▶ [Exercise objective] Copy the entries character for character.

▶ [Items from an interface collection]
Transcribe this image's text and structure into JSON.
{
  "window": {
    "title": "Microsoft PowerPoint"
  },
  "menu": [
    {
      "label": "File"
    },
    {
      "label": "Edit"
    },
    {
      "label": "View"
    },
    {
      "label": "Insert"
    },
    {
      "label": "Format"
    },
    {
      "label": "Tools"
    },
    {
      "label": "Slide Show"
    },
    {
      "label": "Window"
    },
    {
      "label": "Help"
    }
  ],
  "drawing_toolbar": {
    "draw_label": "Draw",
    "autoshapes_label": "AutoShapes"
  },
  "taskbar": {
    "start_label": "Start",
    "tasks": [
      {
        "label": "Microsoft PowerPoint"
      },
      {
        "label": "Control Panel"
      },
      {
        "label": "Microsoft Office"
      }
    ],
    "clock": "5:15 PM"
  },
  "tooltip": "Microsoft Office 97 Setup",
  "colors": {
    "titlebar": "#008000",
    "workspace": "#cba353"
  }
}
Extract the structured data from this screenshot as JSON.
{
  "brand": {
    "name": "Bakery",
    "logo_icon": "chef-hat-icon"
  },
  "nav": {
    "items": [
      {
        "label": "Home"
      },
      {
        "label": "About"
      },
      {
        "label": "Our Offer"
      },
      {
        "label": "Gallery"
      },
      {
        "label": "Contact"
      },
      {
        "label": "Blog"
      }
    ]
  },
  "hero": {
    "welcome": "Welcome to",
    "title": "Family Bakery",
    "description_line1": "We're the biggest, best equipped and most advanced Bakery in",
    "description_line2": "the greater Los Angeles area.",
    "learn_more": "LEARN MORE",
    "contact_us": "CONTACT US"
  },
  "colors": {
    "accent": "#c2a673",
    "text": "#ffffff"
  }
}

▶ [Answer section]
Transcribe this image's text and structure into JSON.
{
  "window": {
    "title": "Microsoft PowerPoint"
  },
  "menu": [
    {
      "label": "File"
    },
    {
      "label": "Edit"
    },
    {
      "label": "View"
    },
    {
      "label": "Insert"
    },
    {
      "label": "Format"
    },
    {
      "label": "Tools"
    },
    {
      "label": "Slide Show"
    },
    {
      "label": "Window"
    },
    {
      "label": "Help"
    }
  ],
  "drawing_toolbar": {
    "draw_label": "Draw",
    "autoshapes_label": "AutoShapes"
  },
  "taskbar": {
    "start_label": "Start",
    "tasks": [
      {
        "label": "Microsoft PowerPoint"
      },
      {
        "label": "Control Panel"
      },
      {
        "label": "Microsoft Office"
      }
    ],
    "clock": "5:15 PM"
  },
  "tooltip": "Microsoft Office 97 Setup",
  "colors": {
    "titlebar": "#008000",
    "workspace": "#cba353"
  }
}
Extract the structured data from this screenshot as JSON.
{
  "brand": {
    "name": "Bakery",
    "logo_icon": "chef-hat-icon"
  },
  "nav": {
    "items": [
      {
        "label": "Home"
      },
      {
        "label": "About"
      },
      {
        "label": "Our Offer"
      },
      {
        "label": "Gallery"
      },
      {
        "label": "Contact"
      },
      {
        "label": "Blog"
      }
    ]
  },
  "hero": {
    "welcome": "Welcome to",
    "title": "Family Bakery",
    "description_line1": "We're the biggest, best equipped and most advanced Bakery in",
    "description_line2": "the greater Los Angeles area.",
    "learn_more": "LEARN MORE",
    "contact_us": "CONTACT US"
  },
  "colors": {
    "accent": "#c2a673",
    "text": "#ffffff"
  }
}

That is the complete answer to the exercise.